=== Problem requirements ===
Would you return all of this data exactly, leaving nothing out?

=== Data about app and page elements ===
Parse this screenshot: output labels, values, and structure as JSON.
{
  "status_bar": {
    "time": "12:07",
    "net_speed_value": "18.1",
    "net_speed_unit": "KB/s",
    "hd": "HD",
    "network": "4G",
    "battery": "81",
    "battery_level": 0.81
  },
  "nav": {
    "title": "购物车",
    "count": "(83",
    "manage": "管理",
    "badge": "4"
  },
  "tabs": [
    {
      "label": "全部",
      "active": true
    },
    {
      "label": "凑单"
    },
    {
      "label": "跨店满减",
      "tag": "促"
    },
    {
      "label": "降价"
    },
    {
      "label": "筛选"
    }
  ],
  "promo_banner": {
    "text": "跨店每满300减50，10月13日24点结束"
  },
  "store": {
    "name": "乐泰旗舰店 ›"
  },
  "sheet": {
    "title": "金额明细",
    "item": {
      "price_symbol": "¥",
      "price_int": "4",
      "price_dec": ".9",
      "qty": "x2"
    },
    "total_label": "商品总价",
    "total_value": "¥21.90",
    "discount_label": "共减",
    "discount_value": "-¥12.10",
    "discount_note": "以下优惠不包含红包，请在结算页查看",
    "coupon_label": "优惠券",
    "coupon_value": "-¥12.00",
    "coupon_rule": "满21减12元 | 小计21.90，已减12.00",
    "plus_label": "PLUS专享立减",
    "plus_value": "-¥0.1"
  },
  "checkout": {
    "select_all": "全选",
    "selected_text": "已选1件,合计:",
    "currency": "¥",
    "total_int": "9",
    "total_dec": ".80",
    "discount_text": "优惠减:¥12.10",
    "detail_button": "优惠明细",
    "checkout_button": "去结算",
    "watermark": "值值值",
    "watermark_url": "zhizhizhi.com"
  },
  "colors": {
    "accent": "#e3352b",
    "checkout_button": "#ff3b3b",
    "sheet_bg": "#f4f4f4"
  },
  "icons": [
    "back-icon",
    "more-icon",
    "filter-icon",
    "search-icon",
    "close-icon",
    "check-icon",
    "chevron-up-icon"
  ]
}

=== Your response ===
Parse this screenshot: output labels, values, and structure as JSON.
{
  "status_bar": {
    "time": "12:07",
    "net_speed_value": "18.1",
    "net_speed_unit": "KB/s",
    "hd": "HD",
    "network": "4G",
    "battery": "81",
    "battery_level": 0.81
  },
  "nav": {
    "title": "购物车",
    "count": "(83",
    "manage": "管理",
    "badge": "4"
  },
  "tabs": [
    {
      "label": "全部",
      "active": true
    },
    {
      "label": "凑单"
    },
    {
      "label": "跨店满减",
      "tag": "促"
    },
    {
      "label": "降价"
    },
    {
      "label": "筛选"
    }
  ],
  "promo_banner": {
    "text": "跨店每满300减50，10月13日24点结束"
  },
  "store": {
    "name": "乐泰旗舰店 ›"
  },
  "sheet": {
    "title": "金额明细",
    "item": {
      "price_symbol": "¥",
      "price_int": "4",
      "price_dec": ".9",
      "qty": "x2"
    },
    "total_label": "商品总价",
    "total_value": "¥21.90",
    "discount_label": "共减",
    "discount_value": "-¥12.10",
    "discount_note": "以下优惠不包含红包，请在结算页查看",
    "coupon_label": "优惠券",
    "coupon_value": "-¥12.00",
    "coupon_rule": "满21减12元 | 小计21.90，已减12.00",
    "plus_label": "PLUS专享立减",
    "plus_value": "-¥0.1"
  },
  "checkout": {
    "select_all": "全选",
    "selected_text": "已选1件,合计:",
    "currency": "¥",
    "total_int": "9",
    "total_dec": ".80",
    "discount_text": "优惠减:¥12.10",
    "detail_button": "优惠明细",
    "checkout_button": "去结算",
    "watermark": "值值值",
    "watermark_url": "zhizhizhi.com"
  },
  "colors": {
    "accent": "#e3352b",
    "checkout_button": "#ff3b3b",
    "sheet_bg": "#f4f4f4"
  },
  "icons": [
    "back-icon",
    "more-icon",
    "filter-icon",
    "search-icon",
    "close-icon",
    "check-icon",
    "chevron-up-icon"
  ]
}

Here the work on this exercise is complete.